Matkovs’kyi, I. & Boyko, Yu. (Eds.). (2017). Blessed Archimandrite Clement (Count Casimir Sheptytsky). Letters to his brother Stanislav Count Sheptytsky and family. Lviv [in Ukrainian].
Sheptytska from Fredry S. (1994). Youth and vocation Fr. Roman Sheptytsky. Lviv: Svichado [in Ukrainian].
Lypa, Y. (1984). Yavoriv and Yavorivshchyna (The first and third letters from the «Province» cycle). Yavorivshchyna and Krakowoczyn. Regional historical and memoir collection (Pp. 580—585). Scientific Society. Shevchenko. New York; Paris; Sydney; Toronto [in Ukrainian].
Liskevych-Karpa, M. (2010). Dukla Fortress — Bruchnal Township — Ternovytsa Village: An Historical and Local History Sketch. Lviv: Logos [in Ukrainian].
To the eternal shame of Poland, the stronghold of barbarism in Europe. (1956). The second unaltered edition. New York: Goverla [in Ukrainian].
Lenzyk, V. (2004). Prominent figures of the Ukrainian Church: Metropolitan Andrey Sheptytsky and Patriarch Joseph Slipy. Lviv: Svichado [in Ukrainian].
Babiak, A., Kyrychuk, O., Omelchuk, M., & Orlevych., I. (Eds.). (2015). Key stages in the life of the spiritual leader of the Ukrainian people, Metropolitan Andrey Sheptytsky (1865—1944). Ukrainian Moses (to the 150th Anniversary of the Birth of Metropolitan of the Ukrainian Greek Catholic Church Andrei Sheptytsky): Articles and Materials (Pp. 7—10). Lviv: Publishing Department of the Lviv Museum of the History of Religion «Logos» [in Ukrainian].

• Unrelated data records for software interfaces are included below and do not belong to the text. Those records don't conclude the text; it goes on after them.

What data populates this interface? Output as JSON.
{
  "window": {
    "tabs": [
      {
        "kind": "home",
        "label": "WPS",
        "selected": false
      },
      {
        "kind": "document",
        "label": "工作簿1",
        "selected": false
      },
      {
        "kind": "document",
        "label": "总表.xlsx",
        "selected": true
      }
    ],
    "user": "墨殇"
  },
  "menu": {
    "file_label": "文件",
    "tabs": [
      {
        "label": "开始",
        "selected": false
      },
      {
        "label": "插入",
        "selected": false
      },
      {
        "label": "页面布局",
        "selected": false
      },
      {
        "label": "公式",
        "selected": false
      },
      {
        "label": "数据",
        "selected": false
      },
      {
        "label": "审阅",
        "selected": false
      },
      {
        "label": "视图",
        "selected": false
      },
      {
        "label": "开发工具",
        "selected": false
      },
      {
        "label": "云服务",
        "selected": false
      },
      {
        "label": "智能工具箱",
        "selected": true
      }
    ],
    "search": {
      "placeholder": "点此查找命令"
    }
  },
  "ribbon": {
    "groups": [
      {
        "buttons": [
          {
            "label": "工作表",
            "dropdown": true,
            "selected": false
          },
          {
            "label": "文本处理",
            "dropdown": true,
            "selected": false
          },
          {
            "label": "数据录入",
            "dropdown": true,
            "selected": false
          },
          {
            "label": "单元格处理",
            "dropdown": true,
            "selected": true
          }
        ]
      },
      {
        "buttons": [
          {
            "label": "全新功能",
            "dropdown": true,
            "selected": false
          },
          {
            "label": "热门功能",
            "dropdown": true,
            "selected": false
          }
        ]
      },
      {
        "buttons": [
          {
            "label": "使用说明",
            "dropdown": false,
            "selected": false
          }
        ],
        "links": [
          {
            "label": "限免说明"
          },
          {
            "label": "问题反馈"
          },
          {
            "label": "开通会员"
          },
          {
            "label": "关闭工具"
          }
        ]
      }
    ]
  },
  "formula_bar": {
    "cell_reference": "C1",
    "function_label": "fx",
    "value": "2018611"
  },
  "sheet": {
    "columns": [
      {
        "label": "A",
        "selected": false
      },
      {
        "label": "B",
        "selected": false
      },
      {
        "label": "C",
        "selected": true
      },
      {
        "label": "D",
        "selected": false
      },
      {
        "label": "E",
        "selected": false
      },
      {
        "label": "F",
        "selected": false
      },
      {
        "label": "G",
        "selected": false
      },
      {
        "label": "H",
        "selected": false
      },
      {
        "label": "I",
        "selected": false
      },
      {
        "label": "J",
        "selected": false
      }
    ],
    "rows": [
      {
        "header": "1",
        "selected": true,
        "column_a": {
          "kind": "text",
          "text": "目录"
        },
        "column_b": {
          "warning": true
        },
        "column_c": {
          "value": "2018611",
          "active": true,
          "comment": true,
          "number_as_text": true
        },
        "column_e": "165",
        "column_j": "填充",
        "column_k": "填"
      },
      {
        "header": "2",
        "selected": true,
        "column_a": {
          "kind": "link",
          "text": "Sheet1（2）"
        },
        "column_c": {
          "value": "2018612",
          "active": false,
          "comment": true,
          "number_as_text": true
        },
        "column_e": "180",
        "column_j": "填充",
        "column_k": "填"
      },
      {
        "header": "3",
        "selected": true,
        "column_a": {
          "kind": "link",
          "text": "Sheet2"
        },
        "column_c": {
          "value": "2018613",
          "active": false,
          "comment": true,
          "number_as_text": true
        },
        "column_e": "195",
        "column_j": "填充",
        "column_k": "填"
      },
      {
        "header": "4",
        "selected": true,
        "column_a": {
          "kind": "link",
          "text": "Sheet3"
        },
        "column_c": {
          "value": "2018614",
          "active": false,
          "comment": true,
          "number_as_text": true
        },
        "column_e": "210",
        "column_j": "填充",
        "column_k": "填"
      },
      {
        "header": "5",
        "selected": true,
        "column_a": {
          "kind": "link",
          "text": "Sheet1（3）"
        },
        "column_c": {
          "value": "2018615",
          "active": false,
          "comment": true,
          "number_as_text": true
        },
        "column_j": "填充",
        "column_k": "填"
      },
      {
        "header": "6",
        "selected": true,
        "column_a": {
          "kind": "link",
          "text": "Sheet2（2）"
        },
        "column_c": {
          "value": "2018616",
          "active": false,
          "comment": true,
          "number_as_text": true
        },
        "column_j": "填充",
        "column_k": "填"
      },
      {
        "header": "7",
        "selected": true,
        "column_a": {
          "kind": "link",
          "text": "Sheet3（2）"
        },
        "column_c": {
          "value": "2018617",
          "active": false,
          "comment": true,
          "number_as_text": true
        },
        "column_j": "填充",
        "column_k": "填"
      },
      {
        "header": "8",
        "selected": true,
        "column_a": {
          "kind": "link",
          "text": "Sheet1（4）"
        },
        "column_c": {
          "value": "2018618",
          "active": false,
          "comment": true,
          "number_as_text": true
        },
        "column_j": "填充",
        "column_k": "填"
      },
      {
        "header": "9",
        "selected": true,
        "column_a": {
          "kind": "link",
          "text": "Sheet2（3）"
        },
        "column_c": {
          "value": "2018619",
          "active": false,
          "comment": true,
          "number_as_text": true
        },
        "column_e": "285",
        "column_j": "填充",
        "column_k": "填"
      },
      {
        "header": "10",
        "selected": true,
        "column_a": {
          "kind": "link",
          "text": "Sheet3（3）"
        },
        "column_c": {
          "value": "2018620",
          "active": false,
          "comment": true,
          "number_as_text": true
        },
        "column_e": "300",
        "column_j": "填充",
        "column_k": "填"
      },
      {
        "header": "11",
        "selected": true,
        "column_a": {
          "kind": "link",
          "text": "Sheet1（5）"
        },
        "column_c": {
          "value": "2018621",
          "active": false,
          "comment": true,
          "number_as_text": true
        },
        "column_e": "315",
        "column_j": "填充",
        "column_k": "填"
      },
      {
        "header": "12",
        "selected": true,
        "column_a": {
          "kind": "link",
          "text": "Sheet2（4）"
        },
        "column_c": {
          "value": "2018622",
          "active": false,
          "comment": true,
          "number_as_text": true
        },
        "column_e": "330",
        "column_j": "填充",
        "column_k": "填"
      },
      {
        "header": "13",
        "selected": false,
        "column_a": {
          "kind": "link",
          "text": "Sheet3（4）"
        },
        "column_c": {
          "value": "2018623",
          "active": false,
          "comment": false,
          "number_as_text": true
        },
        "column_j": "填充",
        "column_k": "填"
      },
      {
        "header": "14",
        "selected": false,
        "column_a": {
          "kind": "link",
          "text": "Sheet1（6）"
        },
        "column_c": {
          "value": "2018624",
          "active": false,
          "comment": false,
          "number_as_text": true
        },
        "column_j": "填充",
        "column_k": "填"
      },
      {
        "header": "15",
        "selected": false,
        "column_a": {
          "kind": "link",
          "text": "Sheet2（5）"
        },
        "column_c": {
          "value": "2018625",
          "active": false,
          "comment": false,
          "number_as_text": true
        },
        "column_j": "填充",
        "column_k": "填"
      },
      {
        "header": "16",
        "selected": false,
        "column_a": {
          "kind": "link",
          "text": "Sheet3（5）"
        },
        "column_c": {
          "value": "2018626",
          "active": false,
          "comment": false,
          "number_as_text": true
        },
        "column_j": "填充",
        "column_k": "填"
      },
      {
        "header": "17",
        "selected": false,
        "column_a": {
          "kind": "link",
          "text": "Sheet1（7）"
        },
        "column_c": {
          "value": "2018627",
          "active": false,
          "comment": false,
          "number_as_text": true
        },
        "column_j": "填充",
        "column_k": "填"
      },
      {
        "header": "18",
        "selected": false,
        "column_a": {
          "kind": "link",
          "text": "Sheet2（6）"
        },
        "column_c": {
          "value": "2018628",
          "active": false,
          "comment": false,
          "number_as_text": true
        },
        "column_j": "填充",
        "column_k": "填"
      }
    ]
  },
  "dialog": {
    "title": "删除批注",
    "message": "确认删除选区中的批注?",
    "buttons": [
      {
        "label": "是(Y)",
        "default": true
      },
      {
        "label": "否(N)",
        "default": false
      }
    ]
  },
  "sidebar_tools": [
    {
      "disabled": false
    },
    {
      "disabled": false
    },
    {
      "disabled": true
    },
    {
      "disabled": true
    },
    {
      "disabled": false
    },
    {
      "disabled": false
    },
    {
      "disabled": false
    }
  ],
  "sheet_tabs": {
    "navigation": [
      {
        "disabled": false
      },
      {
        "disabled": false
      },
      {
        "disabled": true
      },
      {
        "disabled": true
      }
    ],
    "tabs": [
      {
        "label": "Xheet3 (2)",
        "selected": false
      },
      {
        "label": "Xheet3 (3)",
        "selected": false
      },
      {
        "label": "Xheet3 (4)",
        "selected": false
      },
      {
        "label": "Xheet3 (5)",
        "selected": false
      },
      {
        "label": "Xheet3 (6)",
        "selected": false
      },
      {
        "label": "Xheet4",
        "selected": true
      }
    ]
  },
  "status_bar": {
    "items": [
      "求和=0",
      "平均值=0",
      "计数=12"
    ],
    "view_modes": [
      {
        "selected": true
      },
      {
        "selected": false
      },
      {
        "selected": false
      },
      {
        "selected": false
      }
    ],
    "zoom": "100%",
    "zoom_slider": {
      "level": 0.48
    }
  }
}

Zemba, A., & Galiv, M. (Ed.). (1996). Metropolitan Andrey Sheptytsky and the government of the Second Ricz Pospolyta in 1923—1939. Metropolitan of New York to the servant of God Andrew in the fiftieth anniversary of his death (Pp. 36—51). New York [in Ukrainian].